╭─ Records for processing

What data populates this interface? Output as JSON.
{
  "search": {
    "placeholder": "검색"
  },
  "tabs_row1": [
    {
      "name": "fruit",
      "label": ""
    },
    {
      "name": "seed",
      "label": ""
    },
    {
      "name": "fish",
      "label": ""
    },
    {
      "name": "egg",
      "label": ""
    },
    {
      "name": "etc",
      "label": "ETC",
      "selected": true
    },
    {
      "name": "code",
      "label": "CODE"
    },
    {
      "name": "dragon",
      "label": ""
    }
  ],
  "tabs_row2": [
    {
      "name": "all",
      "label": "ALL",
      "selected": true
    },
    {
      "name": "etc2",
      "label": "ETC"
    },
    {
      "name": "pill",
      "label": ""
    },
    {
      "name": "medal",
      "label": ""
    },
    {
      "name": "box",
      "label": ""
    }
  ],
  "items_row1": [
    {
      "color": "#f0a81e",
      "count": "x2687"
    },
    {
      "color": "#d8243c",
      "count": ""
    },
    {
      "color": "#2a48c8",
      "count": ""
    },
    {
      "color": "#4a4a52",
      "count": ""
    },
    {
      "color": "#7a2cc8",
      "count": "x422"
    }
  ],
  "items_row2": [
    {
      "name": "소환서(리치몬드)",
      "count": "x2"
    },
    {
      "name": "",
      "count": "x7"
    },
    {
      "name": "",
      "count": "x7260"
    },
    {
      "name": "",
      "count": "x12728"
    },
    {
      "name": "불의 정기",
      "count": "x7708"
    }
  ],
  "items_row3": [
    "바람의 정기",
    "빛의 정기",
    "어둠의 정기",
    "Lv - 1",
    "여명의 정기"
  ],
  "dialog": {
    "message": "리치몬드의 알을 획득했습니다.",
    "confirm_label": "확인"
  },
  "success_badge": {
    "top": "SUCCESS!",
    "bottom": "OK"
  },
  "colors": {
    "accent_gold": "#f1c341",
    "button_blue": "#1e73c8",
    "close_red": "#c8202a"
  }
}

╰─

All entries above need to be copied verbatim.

What data populates this interface? Output as JSON.
{
  "search": {
    "placeholder": "검색"
  },
  "tabs_row1": [
    {
      "name": "fruit",
      "label": ""
    },
    {
      "name": "seed",
      "label": ""
    },
    {
      "name": "fish",
      "label": ""
    },
    {
      "name": "egg",
      "label": ""
    },
    {
      "name": "etc",
      "label": "ETC",
      "selected": true
    },
    {
      "name": "code",
      "label": "CODE"
    },
    {
      "name": "dragon",
      "label": ""
    }
  ],
  "tabs_row2": [
    {
      "name": "all",
      "label": "ALL",
      "selected": true
    },
    {
      "name": "etc2",
      "label": "ETC"
    },
    {
      "name": "pill",
      "label": ""
    },
    {
      "name": "medal",
      "label": ""
    },
    {
      "name": "box",
      "label": ""
    }
  ],
  "items_row1": [
    {
      "color": "#f0a81e",
      "count": "x2687"
    },
    {
      "color": "#d8243c",
      "count": ""
    },
    {
      "color": "#2a48c8",
      "count": ""
    },
    {
      "color": "#4a4a52",
      "count": ""
    },
    {
      "color": "#7a2cc8",
      "count": "x422"
    }
  ],
  "items_row2": [
    {
      "name": "소환서(리치몬드)",
      "count": "x2"
    },
    {
      "name": "",
      "count": "x7"
    },
    {
      "name": "",
      "count": "x7260"
    },
    {
      "name": "",
      "count": "x12728"
    },
    {
      "name": "불의 정기",
      "count": "x7708"
    }
  ],
  "items_row3": [
    "바람의 정기",
    "빛의 정기",
    "어둠의 정기",
    "Lv - 1",
    "여명의 정기"
  ],
  "dialog": {
    "message": "리치몬드의 알을 획득했습니다.",
    "confirm_label": "확인"
  },
  "success_badge": {
    "top": "SUCCESS!",
    "bottom": "OK"
  },
  "colors": {
    "accent_gold": "#f1c341",
    "button_blue": "#1e73c8",
    "close_red": "#c8202a"
  }
}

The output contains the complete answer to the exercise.